§ Instructions to follow: Print every record below exactly as written.

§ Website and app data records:
>>

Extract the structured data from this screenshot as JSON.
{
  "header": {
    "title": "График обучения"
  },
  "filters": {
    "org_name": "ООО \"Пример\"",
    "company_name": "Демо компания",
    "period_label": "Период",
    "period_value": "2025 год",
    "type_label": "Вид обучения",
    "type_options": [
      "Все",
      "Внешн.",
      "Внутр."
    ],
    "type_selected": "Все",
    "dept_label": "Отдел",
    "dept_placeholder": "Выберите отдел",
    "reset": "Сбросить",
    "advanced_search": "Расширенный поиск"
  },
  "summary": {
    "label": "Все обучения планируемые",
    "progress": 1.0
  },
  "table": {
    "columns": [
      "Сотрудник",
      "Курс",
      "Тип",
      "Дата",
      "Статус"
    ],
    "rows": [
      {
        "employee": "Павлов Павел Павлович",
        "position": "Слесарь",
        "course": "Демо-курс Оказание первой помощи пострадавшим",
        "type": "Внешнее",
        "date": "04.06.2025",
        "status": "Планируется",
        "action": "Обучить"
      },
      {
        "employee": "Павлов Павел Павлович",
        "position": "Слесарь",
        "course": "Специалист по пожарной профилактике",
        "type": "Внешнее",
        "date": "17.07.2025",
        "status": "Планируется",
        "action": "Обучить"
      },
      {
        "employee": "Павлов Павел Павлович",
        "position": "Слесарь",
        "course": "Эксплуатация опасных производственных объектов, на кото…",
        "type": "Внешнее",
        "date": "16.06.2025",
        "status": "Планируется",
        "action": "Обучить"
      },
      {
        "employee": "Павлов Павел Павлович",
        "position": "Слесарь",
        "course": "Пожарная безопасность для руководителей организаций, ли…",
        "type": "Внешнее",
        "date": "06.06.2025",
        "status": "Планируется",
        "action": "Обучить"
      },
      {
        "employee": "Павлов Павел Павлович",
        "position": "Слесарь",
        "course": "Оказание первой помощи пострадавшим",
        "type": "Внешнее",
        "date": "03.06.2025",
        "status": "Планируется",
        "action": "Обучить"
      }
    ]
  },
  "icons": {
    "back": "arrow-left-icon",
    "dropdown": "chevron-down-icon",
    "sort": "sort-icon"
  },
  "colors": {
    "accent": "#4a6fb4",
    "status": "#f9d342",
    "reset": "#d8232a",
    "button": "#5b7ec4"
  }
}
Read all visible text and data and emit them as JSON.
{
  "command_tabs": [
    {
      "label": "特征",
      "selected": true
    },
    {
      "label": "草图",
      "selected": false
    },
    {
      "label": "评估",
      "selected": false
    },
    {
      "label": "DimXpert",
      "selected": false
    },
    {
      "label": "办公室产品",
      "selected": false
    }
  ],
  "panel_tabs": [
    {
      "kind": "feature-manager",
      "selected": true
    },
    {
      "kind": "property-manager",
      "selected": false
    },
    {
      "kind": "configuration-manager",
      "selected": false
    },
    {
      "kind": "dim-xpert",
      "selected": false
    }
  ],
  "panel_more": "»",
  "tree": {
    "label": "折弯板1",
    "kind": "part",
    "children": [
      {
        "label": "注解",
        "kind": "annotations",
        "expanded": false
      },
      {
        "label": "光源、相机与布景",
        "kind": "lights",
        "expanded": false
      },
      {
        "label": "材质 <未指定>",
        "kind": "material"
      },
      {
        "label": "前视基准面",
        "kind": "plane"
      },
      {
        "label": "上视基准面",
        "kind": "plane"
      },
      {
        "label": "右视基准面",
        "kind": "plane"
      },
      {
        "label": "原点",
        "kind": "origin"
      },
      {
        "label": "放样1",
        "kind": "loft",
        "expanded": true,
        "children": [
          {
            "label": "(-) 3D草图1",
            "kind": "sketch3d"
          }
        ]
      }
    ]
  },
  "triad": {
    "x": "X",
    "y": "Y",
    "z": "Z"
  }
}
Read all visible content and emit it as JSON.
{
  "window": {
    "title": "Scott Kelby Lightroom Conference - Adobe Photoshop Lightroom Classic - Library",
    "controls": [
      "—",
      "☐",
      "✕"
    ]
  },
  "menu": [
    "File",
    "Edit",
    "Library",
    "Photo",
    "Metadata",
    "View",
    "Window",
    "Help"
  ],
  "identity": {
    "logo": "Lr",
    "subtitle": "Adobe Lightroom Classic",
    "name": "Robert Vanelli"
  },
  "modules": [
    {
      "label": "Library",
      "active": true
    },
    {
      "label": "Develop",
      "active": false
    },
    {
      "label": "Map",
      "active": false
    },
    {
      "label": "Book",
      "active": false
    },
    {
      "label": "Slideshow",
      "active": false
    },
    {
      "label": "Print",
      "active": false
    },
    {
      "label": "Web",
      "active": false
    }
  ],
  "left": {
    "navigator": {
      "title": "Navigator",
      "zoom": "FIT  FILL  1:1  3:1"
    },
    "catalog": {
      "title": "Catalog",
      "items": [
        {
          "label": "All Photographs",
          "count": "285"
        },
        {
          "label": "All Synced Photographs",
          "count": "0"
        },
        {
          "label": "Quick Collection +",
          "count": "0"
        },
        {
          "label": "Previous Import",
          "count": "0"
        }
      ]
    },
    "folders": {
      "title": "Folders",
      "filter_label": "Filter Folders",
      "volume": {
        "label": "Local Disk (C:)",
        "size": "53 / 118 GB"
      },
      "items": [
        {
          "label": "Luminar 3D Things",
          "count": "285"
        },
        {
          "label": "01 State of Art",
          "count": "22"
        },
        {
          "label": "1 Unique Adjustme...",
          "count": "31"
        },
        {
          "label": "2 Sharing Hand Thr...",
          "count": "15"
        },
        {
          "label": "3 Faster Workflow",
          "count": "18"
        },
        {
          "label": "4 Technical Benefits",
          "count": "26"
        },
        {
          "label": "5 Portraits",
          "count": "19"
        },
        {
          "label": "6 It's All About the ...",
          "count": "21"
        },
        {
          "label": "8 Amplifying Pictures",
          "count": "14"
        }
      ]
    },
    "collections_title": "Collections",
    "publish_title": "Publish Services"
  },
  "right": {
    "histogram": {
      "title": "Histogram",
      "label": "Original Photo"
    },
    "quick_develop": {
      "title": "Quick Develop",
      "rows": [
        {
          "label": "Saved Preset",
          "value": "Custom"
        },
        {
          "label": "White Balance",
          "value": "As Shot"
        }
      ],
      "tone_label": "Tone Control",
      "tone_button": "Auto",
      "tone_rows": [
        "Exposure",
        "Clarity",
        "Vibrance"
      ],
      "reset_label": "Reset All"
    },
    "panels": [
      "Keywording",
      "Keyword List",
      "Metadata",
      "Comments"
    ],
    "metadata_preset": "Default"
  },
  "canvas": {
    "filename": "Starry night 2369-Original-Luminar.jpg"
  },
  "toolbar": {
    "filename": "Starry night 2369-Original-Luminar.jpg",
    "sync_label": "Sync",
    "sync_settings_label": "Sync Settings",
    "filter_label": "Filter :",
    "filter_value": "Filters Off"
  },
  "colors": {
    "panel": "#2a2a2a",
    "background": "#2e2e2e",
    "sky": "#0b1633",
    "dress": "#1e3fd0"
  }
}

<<

§ Task result:
Extract the structured data from this screenshot as JSON.
{
  "header": {
    "title": "График обучения"
  },
  "filters": {
    "org_name": "ООО \"Пример\"",
    "company_name": "Демо компания",
    "period_label": "Период",
    "period_value": "2025 год",
    "type_label": "Вид обучения",
    "type_options": [
      "Все",
      "Внешн.",
      "Внутр."
    ],
    "type_selected": "Все",
    "dept_label": "Отдел",
    "dept_placeholder": "Выберите отдел",
    "reset": "Сбросить",
    "advanced_search": "Расширенный поиск"
  },
  "summary": {
    "label": "Все обучения планируемые",
    "progress": 1.0
  },
  "table": {
    "columns": [
      "Сотрудник",
      "Курс",
      "Тип",
      "Дата",
      "Статус"
    ],
    "rows": [
      {
        "employee": "Павлов Павел Павлович",
        "position": "Слесарь",
        "course": "Демо-курс Оказание первой помощи пострадавшим",
        "type": "Внешнее",
        "date": "04.06.2025",
        "status": "Планируется",
        "action": "Обучить"
      },
      {
        "employee": "Павлов Павел Павлович",
        "position": "Слесарь",
        "course": "Специалист по пожарной профилактике",
        "type": "Внешнее",
        "date": "17.07.2025",
        "status": "Планируется",
        "action": "Обучить"
      },
      {
        "employee": "Павлов Павел Павлович",
        "position": "Слесарь",
        "course": "Эксплуатация опасных производственных объектов, на кото…",
        "type": "Внешнее",
        "date": "16.06.2025",
        "status": "Планируется",
        "action": "Обучить"
      },
      {
        "employee": "Павлов Павел Павлович",
        "position": "Слесарь",
        "course": "Пожарная безопасность для руководителей организаций, ли…",
        "type": "Внешнее",
        "date": "06.06.2025",
        "status": "Планируется",
        "action": "Обучить"
      },
      {
        "employee": "Павлов Павел Павлович",
        "position": "Слесарь",
        "course": "Оказание первой помощи пострадавшим",
        "type": "Внешнее",
        "date": "03.06.2025",
        "status": "Планируется",
        "action": "Обучить"
      }
    ]
  },
  "icons": {
    "back": "arrow-left-icon",
    "dropdown": "chevron-down-icon",
    "sort": "sort-icon"
  },
  "colors": {
    "accent": "#4a6fb4",
    "status": "#f9d342",
    "reset": "#d8232a",
    "button": "#5b7ec4"
  }
}
Read all visible text and data and emit them as JSON.
{
  "command_tabs": [
    {
      "label": "特征",
      "selected": true
    },
    {
      "label": "草图",
      "selected": false
    },
    {
      "label": "评估",
      "selected": false
    },
    {
      "label": "DimXpert",
      "selected": false
    },
    {
      "label": "办公室产品",
      "selected": false
    }
  ],
  "panel_tabs": [
    {
      "kind": "feature-manager",
      "selected": true
    },
    {
      "kind": "property-manager",
      "selected": false
    },
    {
      "kind": "configuration-manager",
      "selected": false
    },
    {
      "kind": "dim-xpert",
      "selected": false
    }
  ],
  "panel_more": "»",
  "tree": {
    "label": "折弯板1",
    "kind": "part",
    "children": [
      {
        "label": "注解",
        "kind": "annotations",
        "expanded": false
      },
      {
        "label": "光源、相机与布景",
        "kind": "lights",
        "expanded": false
      },
      {
        "label": "材质 <未指定>",
        "kind": "material"
      },
      {
        "label": "前视基准面",
        "kind": "plane"
      },
      {
        "label": "上视基准面",
        "kind": "plane"
      },
      {
        "label": "右视基准面",
        "kind": "plane"
      },
      {
        "label": "原点",
        "kind": "origin"
      },
      {
        "label": "放样1",
        "kind": "loft",
        "expanded": true,
        "children": [
          {
            "label": "(-) 3D草图1",
            "kind": "sketch3d"
          }
        ]
      }
    ]
  },
  "triad": {
    "x": "X",
    "y": "Y",
    "z": "Z"
  }
}
Read all visible content and emit it as JSON.
{
  "window": {
    "title": "Scott Kelby Lightroom Conference - Adobe Photoshop Lightroom Classic - Library",
    "controls": [
      "—",
      "☐",
      "✕"
    ]
  },
  "menu": [
    "File",
    "Edit",
    "Library",
    "Photo",
    "Metadata",
    "View",
    "Window",
    "Help"
  ],
  "identity": {
    "logo": "Lr",
    "subtitle": "Adobe Lightroom Classic",
    "name": "Robert Vanelli"
  },
  "modules": [
    {
      "label": "Library",
      "active": true
    },
    {
      "label": "Develop",
      "active": false
    },
    {
      "label": "Map",
      "active": false
    },
    {
      "label": "Book",
      "active": false
    },
    {
      "label": "Slideshow",
      "active": false
    },
    {
      "label": "Print",
      "active": false
    },
    {
      "label": "Web",
      "active": false
    }
  ],
  "left": {
    "navigator": {
      "title": "Navigator",
      "zoom": "FIT  FILL  1:1  3:1"
    },
    "catalog": {
      "title": "Catalog",
      "items": [
        {
          "label": "All Photographs",
          "count": "285"
        },
        {
          "label": "All Synced Photographs",
          "count": "0"
        },
        {
          "label": "Quick Collection +",
          "count": "0"
        },
        {
          "label": "Previous Import",
          "count": "0"
        }
      ]
    },
    "folders": {
      "title": "Folders",
      "filter_label": "Filter Folders",
      "volume": {
        "label": "Local Disk (C:)",
        "size": "53 / 118 GB"
      },
      "items": [
        {
          "label": "Luminar 3D Things",
          "count": "285"
        },
        {
          "label": "01 State of Art",
          "count": "22"
        },
        {
          "label": "1 Unique Adjustme...",
          "count": "31"
        },
        {
          "label": "2 Sharing Hand Thr...",
          "count": "15"
        },
        {
          "label": "3 Faster Workflow",
          "count": "18"
        },
        {
          "label": "4 Technical Benefits",
          "count": "26"
        },
        {
          "label": "5 Portraits",
          "count": "19"
        },
        {
          "label": "6 It's All About the ...",
          "count": "21"
        },
        {
          "label": "8 Amplifying Pictures",
          "count": "14"
        }
      ]
    },
    "collections_title": "Collections",
    "publish_title": "Publish Services"
  },
  "right": {
    "histogram": {
      "title": "Histogram",
      "label": "Original Photo"
    },
    "quick_develop": {
      "title": "Quick Develop",
      "rows": [
        {
          "label": "Saved Preset",
          "value": "Custom"
        },
        {
          "label": "White Balance",
          "value": "As Shot"
        }
      ],
      "tone_label": "Tone Control",
      "tone_button": "Auto",
      "tone_rows": [
        "Exposure",
        "Clarity",
        "Vibrance"
      ],
      "reset_label": "Reset All"
    },
    "panels": [
      "Keywording",
      "Keyword List",
      "Metadata",
      "Comments"
    ],
    "metadata_preset": "Default"
  },
  "canvas": {
    "filename": "Starry night 2369-Original-Luminar.jpg"
  },
  "toolbar": {
    "filename": "Starry night 2369-Original-Luminar.jpg",
    "sync_label": "Sync",
    "sync_settings_label": "Sync Settings",
    "filter_label": "Filter :",
    "filter_value": "Filters Off"
  },
  "colors": {
    "panel": "#2a2a2a",
    "background": "#2e2e2e",
    "sky": "#0b1633",
    "dress": "#1e3fd0"
  }
}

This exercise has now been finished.